13 This verse is also subject to several interpretations. One is that the "anointed" is Joshua, the "wicked leader" is Pharaoh, and "striking the head" refers to the killing of the firstborn. The weaknesses of this view are that 1) Joshua was not anointed, 2) God did not use Joshua to defeat Pharaoh, and 3) this event does not fit as well with the discussion of the end times. Another interpretation has the kingly line of Israel defeating the Chaldeans, but Israel never won a battle against them, it was Persia that gained control of the Babylonian empire. Some translations, including the Septuagint, use the plural "anointed ones" to refer to Israel, but the word anointed is never applied to groups of people, only to individual prophets, kings, and specifically the Messiah.

Thus, the better interpretation is probably that the Messiah is the one who strikes the head of Satan and saves his people (Gen 3:15, Rev 19:15-20:10). Satan's kingdom will be destroyed from the foundation (thigh) to the leadership (neck).

14 When the last battle comes about, Satan will enter it confident that he will easily defeat the helpless Christians and our God. His whole army will arrogantly blitz the remnants near Jerusalem, only to have God turn the battle against them (Rev 16:16-21). Whatever method of destruction they have devised against the faithful, Satan and his army will suffer themselves, possibly because of infighting (Psa 9:15, 2 Chr 20:23-24).
15 God will deal with His enemies at least figuratively the same way as He dealt with Egypt at the Exodus. He will lead His people to salvation, riding His chariot through the sea, but when His enemies try to follow, they will be destroyed. The "heaps" of water are particularly reminiscent of the parting of the Jordan River (Josh 3:14-16). This verse conveys the similar idea as Psa 77:19-20.
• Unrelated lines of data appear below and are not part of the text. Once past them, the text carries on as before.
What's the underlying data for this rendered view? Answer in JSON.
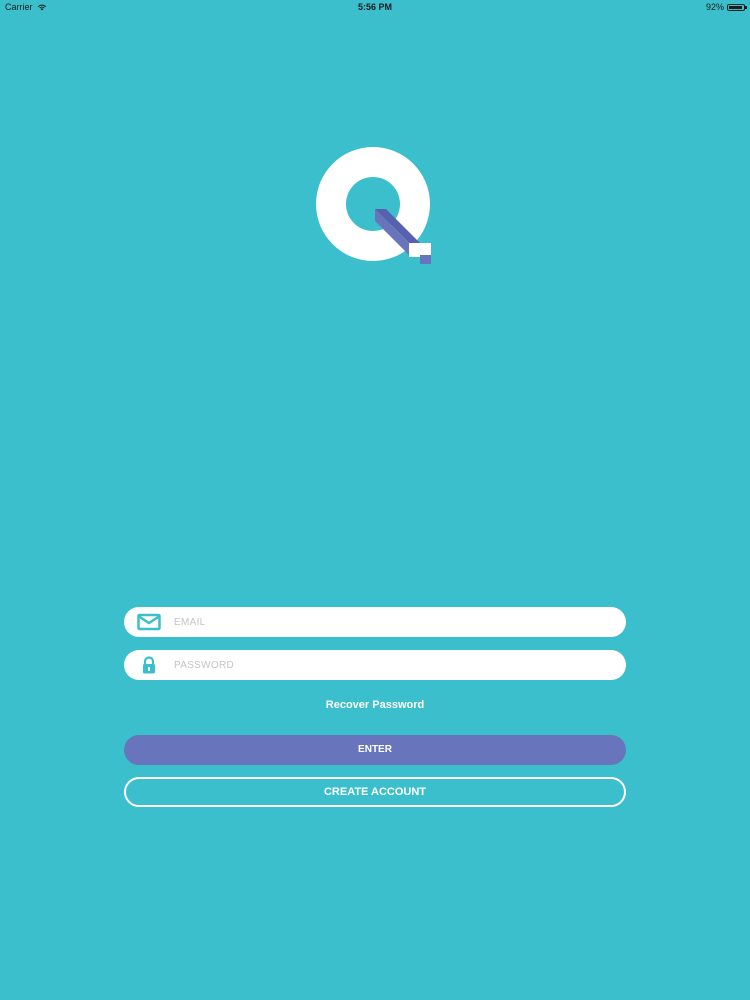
{
  "status_bar": {
    "carrier": "Carrier",
    "time": "5:56 PM",
    "battery_text": "92%",
    "battery_level": 0.92
  },
  "logo": {
    "icon": "q-logo-icon",
    "colors": {
      "ring": "#ffffff",
      "bar_front": "#ffffff",
      "bar_side": "#6874bc",
      "bar_top": "#5662ad"
    }
  },
  "login_form": {
    "email": {
      "icon": "envelope-icon",
      "placeholder": "EMAIL",
      "value": ""
    },
    "password": {
      "icon": "lock-icon",
      "placeholder": "PASSWORD",
      "value": ""
    },
    "recover_label": "Recover Password",
    "enter_label": "ENTER",
    "create_account_label": "CREATE ACCOUNT"
  },
  "colors": {
    "background": "#3bbfcc",
    "accent": "#6874bc",
    "field_icon": "#3bbfcc"
  }
}
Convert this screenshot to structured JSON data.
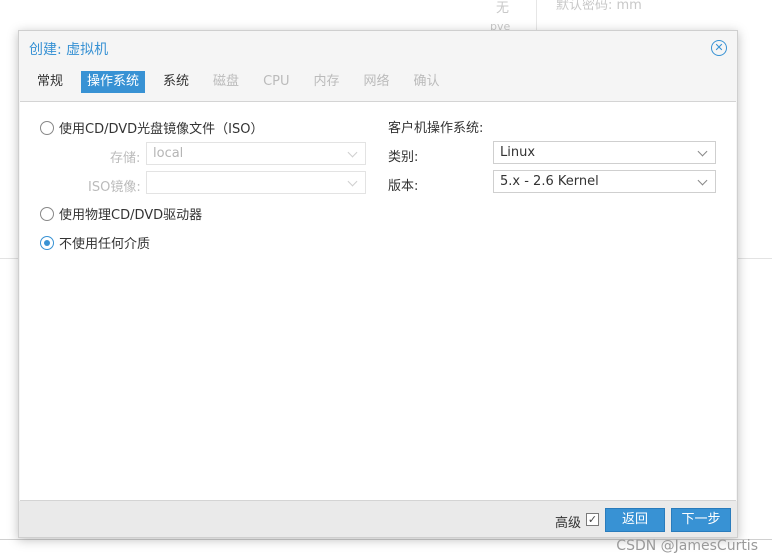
{
  "background": {
    "frag_wu": "无",
    "frag_pve": "pve",
    "frag_password": "默认密码: mm"
  },
  "dialog": {
    "title": "创建: 虚拟机",
    "tabs": [
      {
        "label": "常规",
        "state": "normal"
      },
      {
        "label": "操作系统",
        "state": "active"
      },
      {
        "label": "系统",
        "state": "normal"
      },
      {
        "label": "磁盘",
        "state": "disabled"
      },
      {
        "label": "CPU",
        "state": "disabled"
      },
      {
        "label": "内存",
        "state": "disabled"
      },
      {
        "label": "网络",
        "state": "disabled"
      },
      {
        "label": "确认",
        "state": "disabled"
      }
    ],
    "media": {
      "option_iso": "使用CD/DVD光盘镜像文件（ISO）",
      "storage_label": "存储:",
      "storage_value": "local",
      "iso_label": "ISO镜像:",
      "iso_value": "",
      "option_physical": "使用物理CD/DVD驱动器",
      "option_none": "不使用任何介质",
      "selected": "none"
    },
    "guest_os": {
      "heading": "客户机操作系统:",
      "type_label": "类别:",
      "type_value": "Linux",
      "version_label": "版本:",
      "version_value": "5.x - 2.6 Kernel"
    },
    "footer": {
      "advanced_label": "高级",
      "advanced_checked": true,
      "back_button": "返回",
      "next_button": "下一步"
    }
  },
  "watermark": "CSDN @JamesCurtis",
  "colors": {
    "accent": "#3892d4",
    "disabled_text": "#bbbbbb"
  }
}
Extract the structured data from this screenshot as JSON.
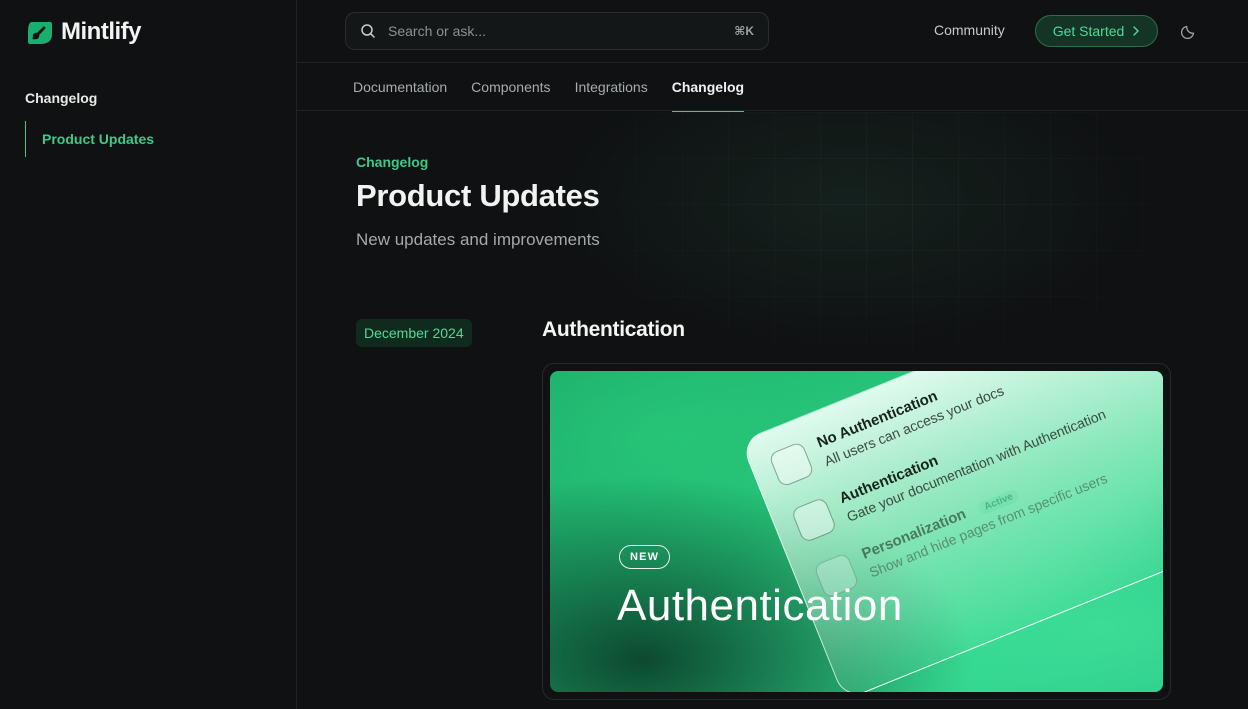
{
  "brand": {
    "name": "Mintlify",
    "accent": "#3ec98a"
  },
  "sidebar": {
    "heading": "Changelog",
    "items": [
      {
        "label": "Product Updates",
        "active": true
      }
    ]
  },
  "header": {
    "search": {
      "placeholder": "Search or ask...",
      "shortcut": "⌘K"
    },
    "community_label": "Community",
    "cta_label": "Get Started",
    "theme_icon": "moon-icon"
  },
  "tabs": [
    {
      "label": "Documentation"
    },
    {
      "label": "Components"
    },
    {
      "label": "Integrations"
    },
    {
      "label": "Changelog",
      "active": true
    }
  ],
  "main": {
    "eyebrow": "Changelog",
    "title": "Product Updates",
    "subtitle": "New updates and improvements",
    "entry": {
      "date": "December 2024",
      "title": "Authentication",
      "image": {
        "badge": "NEW",
        "title": "Authentication",
        "options": [
          {
            "title": "No Authentication",
            "desc": "All users can access your docs",
            "icon": "unlock-icon"
          },
          {
            "title": "Authentication",
            "desc": "Gate your documentation with Authentication",
            "icon": "user-key-icon"
          },
          {
            "title": "Personalization",
            "desc": "Show and hide pages from specific users",
            "status": "Active",
            "icon": "eye-icon"
          }
        ]
      }
    }
  }
}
As before, the particular wording prevents the figurative use of the waters as meaning people (Keil & Delitzsch).

16 Habakkuk's thoughts turned back to his current time. He knew all things would be made right in the distant future, but the impending invasion and destruction shook him to the core with terror. He trembled from head to toe concerning what he had just seen and heard in the vision. His body felt limp, as if his bones had decayed and could no longer support his frame. He felt like his knees were going to buckle underneath him - he could barely stand. He was helpless to stop these events from happening, and knew he could only wait quietly until the prophecies were fulfilled.
17 Habakkuk's fear of these future events does not mean that he might lose faith in God. Even if other disasters like drought and famine were added to the devastation of war, his confidence in God was steadfast.
18 Habakkuk would still honor God and trust in Him for salvation because He knew God would keep His promises even when His people failed to live up to their parts of the covenants.
19 Habakkuk recognizes that he has no strength at all without God. Our circumstances on earth can change and even be disastrous, but God is unchanging, and those who have faith in Him can walk confidently. Habakkuk anticipates that the people will one day return. Hind's feet refer to swiftness of foot, possibly referring to their eventual escape from their enemies and return to their land. "On the high places" also likely refers to the Jew's return to Israel and the mountains of Judah.

The last phrase is reminiscent of the Psalms, and indicates that this is a song to be played in the Temple on stringed instruments. This was to be a song for all the people to hear, while keeping in mind the prophecy that precedes it.